Heat treatment.. this is bizzare

Jan 16, 2001
ok... i work at a knife retailer and had an argument with another worker about blade heat treatment. He states that EVERY decent knife (buck, spyderco, benchmade, any quality production piece) they only heat treat along where the edge is on the knife and that the spine is softer steel. So basically he says that they stick the ground portion of the blade into the heating machine of some sort thus only heating along where the edge is and not on the spine. This sounds ridiculous and even more time consuming than just heating the whole thing. Please, someone put this to rest?
That would be induction heat treating as is done on some saw blades, etc. THe edge is heated very rapidly using electricity. I've never heard of any knife company doing that and a s far I know, it's not suited to the steels used in knife blades. There's no way to heat only the edge portion of a knife blade without also heating the spine. Try it with a torch.

Some knife makers do selective heat treating / tempering of their blades, 2 who come to mind are Ed Fowler and Mad Dog McClung. This is a one blade at a time hand process that no factory can afford.

Sounds like your co-worker is mis-informed.

hes probably mixing up the methods used to heat treat japanese swords, which are fine quality pieces, with decent knives. I dont think they heat treat just the edge.

Take a file to the spine of one of these knives and you will see that it is hardened as well.

Most production knife manufacturers produce what are called 'all-hard' blades.
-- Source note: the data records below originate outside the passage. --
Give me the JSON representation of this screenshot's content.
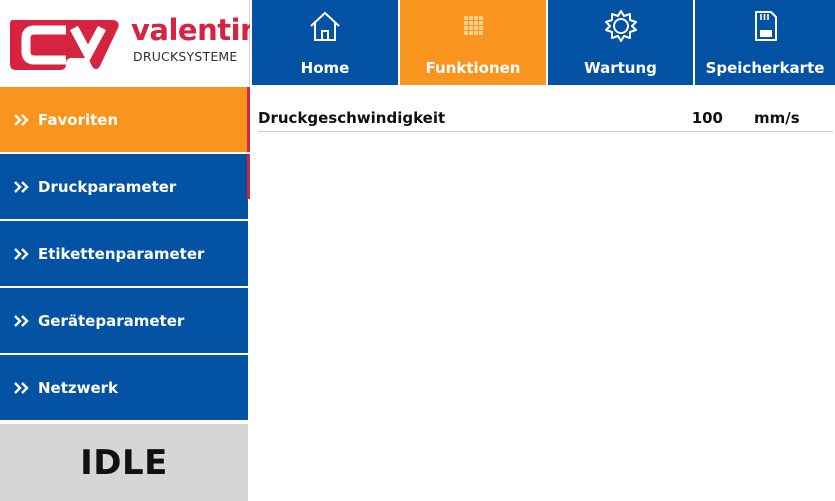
{
  "brand": {
    "name": "valentin",
    "subtitle": "DRUCKSYSTEME",
    "color": "#d6233f"
  },
  "top_nav": [
    {
      "label": "Home",
      "icon": "home-icon",
      "active": false
    },
    {
      "label": "Funktionen",
      "icon": "grid-icon",
      "active": true
    },
    {
      "label": "Wartung",
      "icon": "gear-icon",
      "active": false
    },
    {
      "label": "Speicherkarte",
      "icon": "sd-card-icon",
      "active": false
    }
  ],
  "side_nav": [
    {
      "label": "Favoriten",
      "active": true
    },
    {
      "label": "Druckparameter",
      "active": false
    },
    {
      "label": "Etikettenparameter",
      "active": false
    },
    {
      "label": "Geräteparameter",
      "active": false
    },
    {
      "label": "Netzwerk",
      "active": false
    }
  ],
  "status": "IDLE",
  "parameters": [
    {
      "name": "Druckgeschwindigkeit",
      "value": "100",
      "unit": "mm/s"
    }
  ],
  "colors": {
    "nav_blue": "#0452a3",
    "active_orange": "#f9941e",
    "status_gray": "#d6d6d6"
  }
}
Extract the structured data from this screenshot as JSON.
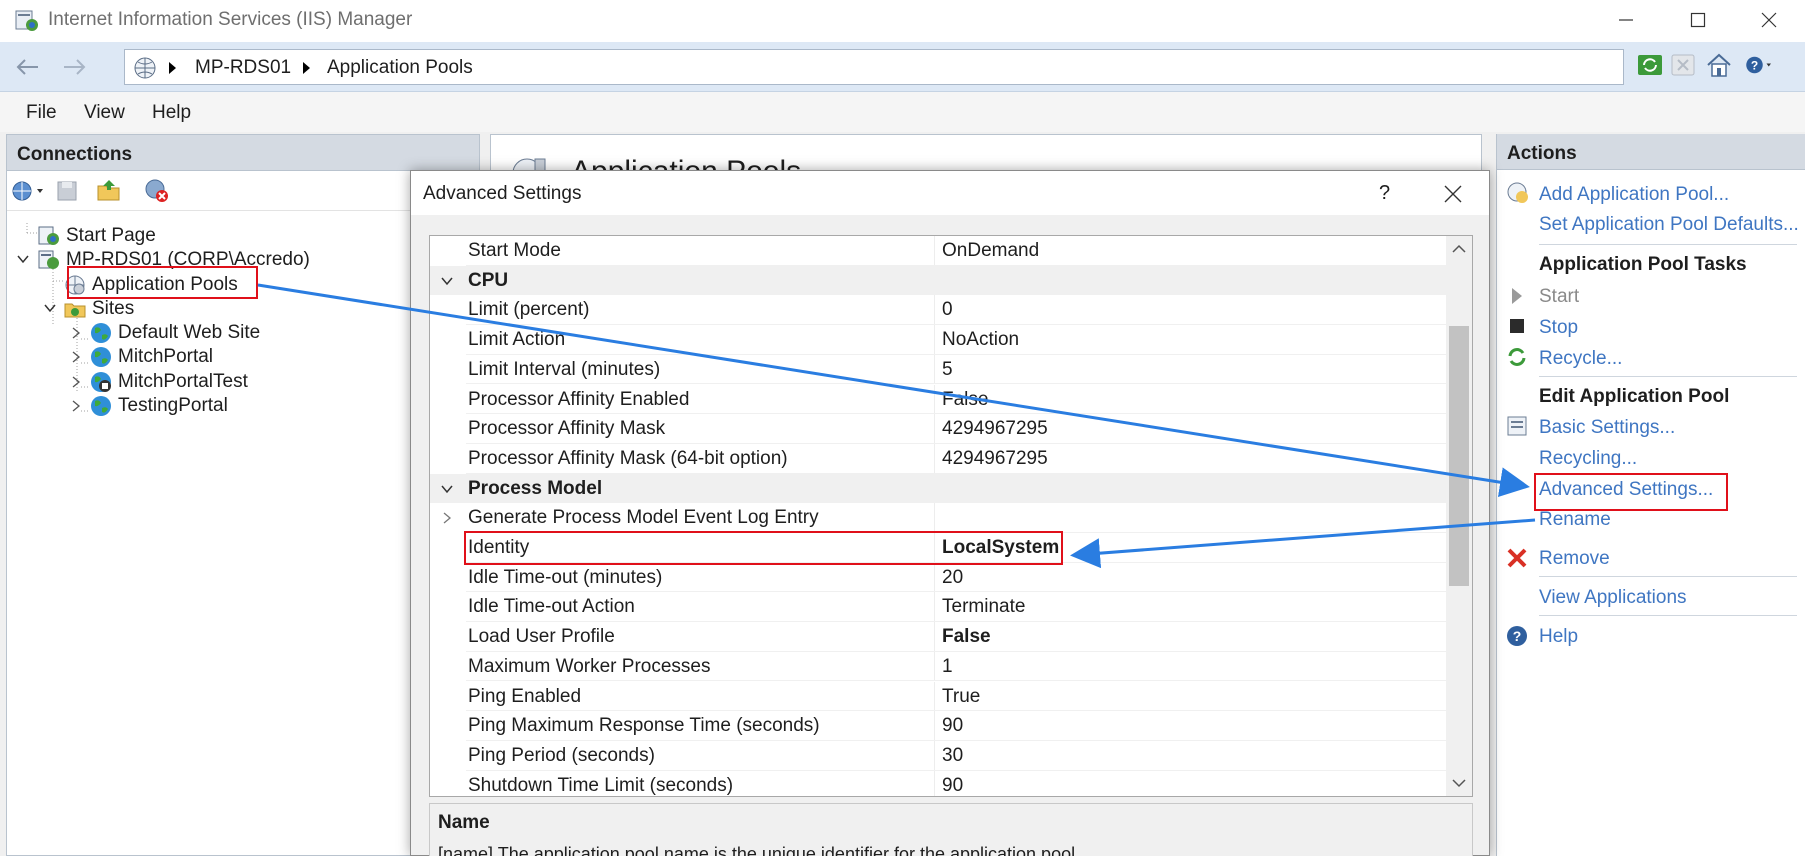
{
  "window": {
    "title": "Internet Information Services (IIS) Manager"
  },
  "address": {
    "breadcrumbs": [
      "MP-RDS01",
      "Application Pools"
    ]
  },
  "menu": [
    "File",
    "View",
    "Help"
  ],
  "connections": {
    "header": "Connections",
    "tree": {
      "start_page": "Start Page",
      "server": "MP-RDS01 (CORP\\Accredo)",
      "app_pools": "Application Pools",
      "sites": "Sites",
      "site_items": [
        "Default Web Site",
        "MitchPortal",
        "MitchPortalTest",
        "TestingPortal"
      ]
    }
  },
  "center": {
    "title": "Application Pools"
  },
  "actions": {
    "header": "Actions",
    "add_pool": "Add Application Pool...",
    "set_defaults": "Set Application Pool Defaults...",
    "tasks_header": "Application Pool Tasks",
    "start": "Start",
    "stop": "Stop",
    "recycle": "Recycle...",
    "edit_header": "Edit Application Pool",
    "basic_settings": "Basic Settings...",
    "recycling": "Recycling...",
    "advanced_settings": "Advanced Settings...",
    "rename": "Rename",
    "remove": "Remove",
    "view_apps": "View Applications",
    "help": "Help"
  },
  "dialog": {
    "title": "Advanced Settings",
    "help_glyph": "?",
    "rows": [
      {
        "kind": "prop",
        "name": "Start Mode",
        "value": "OnDemand",
        "bold": false
      },
      {
        "kind": "cat",
        "name": "CPU",
        "expanded": true
      },
      {
        "kind": "prop",
        "name": "Limit (percent)",
        "value": "0",
        "bold": false
      },
      {
        "kind": "prop",
        "name": "Limit Action",
        "value": "NoAction",
        "bold": false
      },
      {
        "kind": "prop",
        "name": "Limit Interval (minutes)",
        "value": "5",
        "bold": false
      },
      {
        "kind": "prop",
        "name": "Processor Affinity Enabled",
        "value": "False",
        "bold": false
      },
      {
        "kind": "prop",
        "name": "Processor Affinity Mask",
        "value": "4294967295",
        "bold": false
      },
      {
        "kind": "prop",
        "name": "Processor Affinity Mask (64-bit option)",
        "value": "4294967295",
        "bold": false
      },
      {
        "kind": "cat",
        "name": "Process Model",
        "expanded": true
      },
      {
        "kind": "sub",
        "name": "Generate Process Model Event Log Entry",
        "value": "",
        "bold": false
      },
      {
        "kind": "prop",
        "name": "Identity",
        "value": "LocalSystem",
        "bold": true
      },
      {
        "kind": "prop",
        "name": "Idle Time-out (minutes)",
        "value": "20",
        "bold": false
      },
      {
        "kind": "prop",
        "name": "Idle Time-out Action",
        "value": "Terminate",
        "bold": false
      },
      {
        "kind": "prop",
        "name": "Load User Profile",
        "value": "False",
        "bold": true
      },
      {
        "kind": "prop",
        "name": "Maximum Worker Processes",
        "value": "1",
        "bold": false
      },
      {
        "kind": "prop",
        "name": "Ping Enabled",
        "value": "True",
        "bold": false
      },
      {
        "kind": "prop",
        "name": "Ping Maximum Response Time (seconds)",
        "value": "90",
        "bold": false
      },
      {
        "kind": "prop",
        "name": "Ping Period (seconds)",
        "value": "30",
        "bold": false
      },
      {
        "kind": "prop",
        "name": "Shutdown Time Limit (seconds)",
        "value": "90",
        "bold": false
      }
    ],
    "description": {
      "heading": "Name",
      "text": "[name] The application pool name is the unique identifier for the application pool."
    }
  },
  "colors": {
    "link": "#3f76c2",
    "annotation_red": "#e0101a",
    "annotation_arrow": "#2a7de1"
  }
}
That means the blade is the same hardness throughout. This is a much easier way to make a knife blade. Almost all stainless steel blades are heat-treated in this manner. Carbon steel blades are more frequently made with differential heat-treatment by some smiths.

The American Bladesmith Society requires candidate members (journeyman and mastersmith levels) to test knives in such a way (slicing, chopping, and finally bending) that differential heat treatments are required to pass the test. This is the proper term for a blade which has a hard edge and a soft spine. Often blades that have been heat-treated in such a manner are etched lightly to show the temper line, or the line which distinguishes the hard part of the blade from the softer. There are different ways of creating and showing this demarcation. In a older Japanese sword, this line is called the hamon, and it character is very important to the overall aesthetic properties of the blade.

Differential heat-treatment is more time consuming that making an 'all-hard' blade. It's benefits in the real world of knives are debatable. Many ABS Mastersmiths make their damascus blades all-hard (a single hardness) because doing a differential treatment will not add functionality to the blade (particularly in the sub five inch range), the temper line can not be displayed in a pattern-welded blade without distoring the pattern, and it will cause unnecessary time and expense.

None of the manufacturers your friend names are making differentially heat-treated blades. If you want to know more about heat-treatment, look at this thread: Heat-treatment, what is it?, and look at the web sites of ABS masters like Ed Caffrey and Don Fogg. The testing criteria for the American Bladesmith Society can be found here: ABS site

Hope that helps!


[This message has been edited by Paracelsus (edited 04-14-2001).]
Your coworker is mistaken.

Production folder blades are not differentially heat treated.

As I understand it, large production companies like BM throw all the blades into a big oven. This is one of the problems with knives like that, because depending on where the blade is in the oven the quality of the heat treat may vary.

Someone please correct me if I'm wrong about the last statement.
RKnight, you are right about that. In a large oven, it is very difficult or impossible to get each and every part of the oven the same temperature. So some blades will be a little different than others. Nevertheless, if the manufacturer is paying close attention to quality control, they should be able to produce blades that are very similar in temper.

I think one of the biggest problems recently is that many manufacturers like to talk about their high RC values (60+) but forget that higher RC will not necessarily make a better knife. Some of the reports you hear about brittle ATS34 steel are probably in knives that have been left Too hard for real world use. For every different steel alloy there is sort of an optimal heat treatment that balances conflicting properties of the steel (hardness, brittleness, edge holding, flexibility, etc). Finding that optimal state is more art than science.

RKnight and Para,
I'm not sure about all large knife companies, but that is not how its done @ CAMILLUS. Our heat treat equipment[for stainless] works more like a 'pizza oven' with the blade traveling through various sections of the oven on a 'conveyor belt'. Very controlled and timed[ you program in the temps and times based on the types of steel and the SIZE of each blade type ]. It long, and takes quite awhile, with the blade going through different temps in different sections. This ensures all blades pass through the same heat zones for the same amount of time. We get very controlled and consistant heat treatment of our blades this way.

Other companies may have the same type ovens, .....I dunno, but don't think that ALL production companies produce inconsistantly heat treated blades. It would be tough to stay in business for 125 years if we did that

Stay Sharp!
Will Fennell
Camillus Cutlery
I appreciate you guys giving so much information. Its great to be able to learn so much on here because then i can pass the information on to my customers... thanks so much